Items from an interface collection:
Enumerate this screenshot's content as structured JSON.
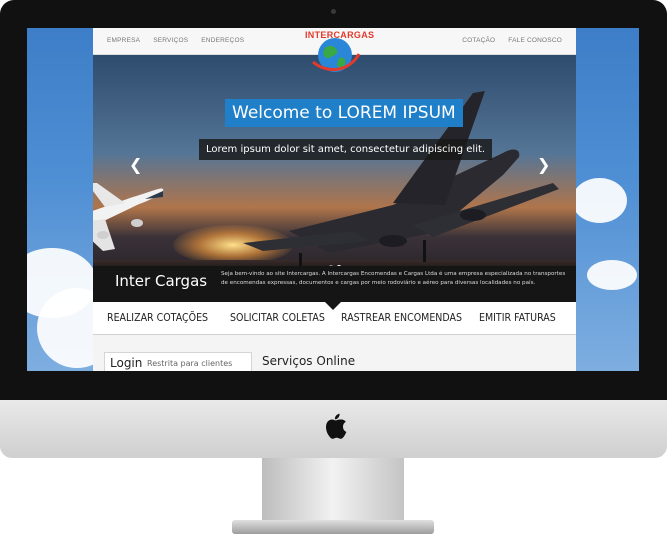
{
  "colors": {
    "accent": "#1f7fc9",
    "logo_red": "#e33a2c",
    "dark_band": "#151515",
    "sky": "#4f8fd4"
  },
  "icons": {
    "logo": "intercargas-globe-logo",
    "device": "apple-icon",
    "prev": "chevron-left-icon",
    "next": "chevron-right-icon"
  },
  "nav": {
    "left": [
      "EMPRESA",
      "SERVIÇOS",
      "ENDEREÇOS"
    ],
    "right": [
      "COTAÇÃO",
      "FALE CONOSCO"
    ]
  },
  "logo": {
    "text": "INTERCARGAS"
  },
  "hero": {
    "title": "Welcome to LOREM IPSUM",
    "subtitle": "Lorem ipsum dolor sit amet, consectetur adipiscing elit.",
    "prev_arrow": "❮",
    "next_arrow": "❯",
    "slide_count": 2,
    "active_slide": 2
  },
  "intro": {
    "brand": "Inter Cargas",
    "text": "Seja bem-vindo ao site Intercargas. A Intercargas Encomendas e Cargas Ltda é uma empresa especializada no transportes de encomendas expressas, documentos e cargas por meio rodoviário e aéreo para diversas localidades no país."
  },
  "services": [
    "REALIZAR COTAÇÕES",
    "SOLICITAR COLETAS",
    "RASTREAR ENCOMENDAS",
    "EMITIR FATURAS"
  ],
  "login": {
    "title": "Login",
    "subtitle": "Restrita para clientes"
  },
  "online": {
    "title": "Serviços Online"
  }
}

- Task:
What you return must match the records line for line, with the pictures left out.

- Final answer:
Enumerate this screenshot's content as structured JSON.
{
  "colors": {
    "accent": "#1f7fc9",
    "logo_red": "#e33a2c",
    "dark_band": "#151515",
    "sky": "#4f8fd4"
  },
  "icons": {
    "logo": "intercargas-globe-logo",
    "device": "apple-icon",
    "prev": "chevron-left-icon",
    "next": "chevron-right-icon"
  },
  "nav": {
    "left": [
      "EMPRESA",
      "SERVIÇOS",
      "ENDEREÇOS"
    ],
    "right": [
      "COTAÇÃO",
      "FALE CONOSCO"
    ]
  },
  "logo": {
    "text": "INTERCARGAS"
  },
  "hero": {
    "title": "Welcome to LOREM IPSUM",
    "subtitle": "Lorem ipsum dolor sit amet, consectetur adipiscing elit.",
    "prev_arrow": "❮",
    "next_arrow": "❯",
    "slide_count": 2,
    "active_slide": 2
  },
  "intro": {
    "brand": "Inter Cargas",
    "text": "Seja bem-vindo ao site Intercargas. A Intercargas Encomendas e Cargas Ltda é uma empresa especializada no transportes de encomendas expressas, documentos e cargas por meio rodoviário e aéreo para diversas localidades no país."
  },
  "services": [
    "REALIZAR COTAÇÕES",
    "SOLICITAR COLETAS",
    "RASTREAR ENCOMENDAS",
    "EMITIR FATURAS"
  ],
  "login": {
    "title": "Login",
    "subtitle": "Restrita para clientes"
  },
  "online": {
    "title": "Serviços Online"
  }
}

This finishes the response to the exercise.